■ Task inputs ■
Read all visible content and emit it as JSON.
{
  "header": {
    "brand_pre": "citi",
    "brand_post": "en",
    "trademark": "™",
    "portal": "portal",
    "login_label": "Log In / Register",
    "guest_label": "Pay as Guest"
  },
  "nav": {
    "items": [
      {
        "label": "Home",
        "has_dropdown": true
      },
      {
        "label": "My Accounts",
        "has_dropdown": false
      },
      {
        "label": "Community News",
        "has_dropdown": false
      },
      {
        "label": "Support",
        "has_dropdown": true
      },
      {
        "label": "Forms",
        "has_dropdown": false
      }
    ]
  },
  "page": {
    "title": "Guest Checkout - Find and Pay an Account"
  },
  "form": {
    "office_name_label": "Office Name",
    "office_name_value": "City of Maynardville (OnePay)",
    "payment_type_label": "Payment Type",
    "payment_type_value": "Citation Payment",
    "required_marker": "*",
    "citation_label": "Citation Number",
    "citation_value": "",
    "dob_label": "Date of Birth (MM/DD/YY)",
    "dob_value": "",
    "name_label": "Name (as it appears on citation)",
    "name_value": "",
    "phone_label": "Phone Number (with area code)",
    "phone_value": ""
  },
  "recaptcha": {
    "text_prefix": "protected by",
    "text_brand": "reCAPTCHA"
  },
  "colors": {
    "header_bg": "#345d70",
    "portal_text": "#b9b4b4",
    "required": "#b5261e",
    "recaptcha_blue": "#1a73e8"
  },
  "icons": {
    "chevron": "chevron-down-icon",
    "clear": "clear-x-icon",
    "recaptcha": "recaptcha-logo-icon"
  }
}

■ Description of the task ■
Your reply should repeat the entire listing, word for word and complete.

■ Your response ■
Read all visible content and emit it as JSON.
{
  "header": {
    "brand_pre": "citi",
    "brand_post": "en",
    "trademark": "™",
    "portal": "portal",
    "login_label": "Log In / Register",
    "guest_label": "Pay as Guest"
  },
  "nav": {
    "items": [
      {
        "label": "Home",
        "has_dropdown": true
      },
      {
        "label": "My Accounts",
        "has_dropdown": false
      },
      {
        "label": "Community News",
        "has_dropdown": false
      },
      {
        "label": "Support",
        "has_dropdown": true
      },
      {
        "label": "Forms",
        "has_dropdown": false
      }
    ]
  },
  "page": {
    "title": "Guest Checkout - Find and Pay an Account"
  },
  "form": {
    "office_name_label": "Office Name",
    "office_name_value": "City of Maynardville (OnePay)",
    "payment_type_label": "Payment Type",
    "payment_type_value": "Citation Payment",
    "required_marker": "*",
    "citation_label": "Citation Number",
    "citation_value": "",
    "dob_label": "Date of Birth (MM/DD/YY)",
    "dob_value": "",
    "name_label": "Name (as it appears on citation)",
    "name_value": "",
    "phone_label": "Phone Number (with area code)",
    "phone_value": ""
  },
  "recaptcha": {
    "text_prefix": "protected by",
    "text_brand": "reCAPTCHA"
  },
  "colors": {
    "header_bg": "#345d70",
    "portal_text": "#b9b4b4",
    "required": "#b5261e",
    "recaptcha_blue": "#1a73e8"
  },
  "icons": {
    "chevron": "chevron-down-icon",
    "clear": "clear-x-icon",
    "recaptcha": "recaptcha-logo-icon"
  }
}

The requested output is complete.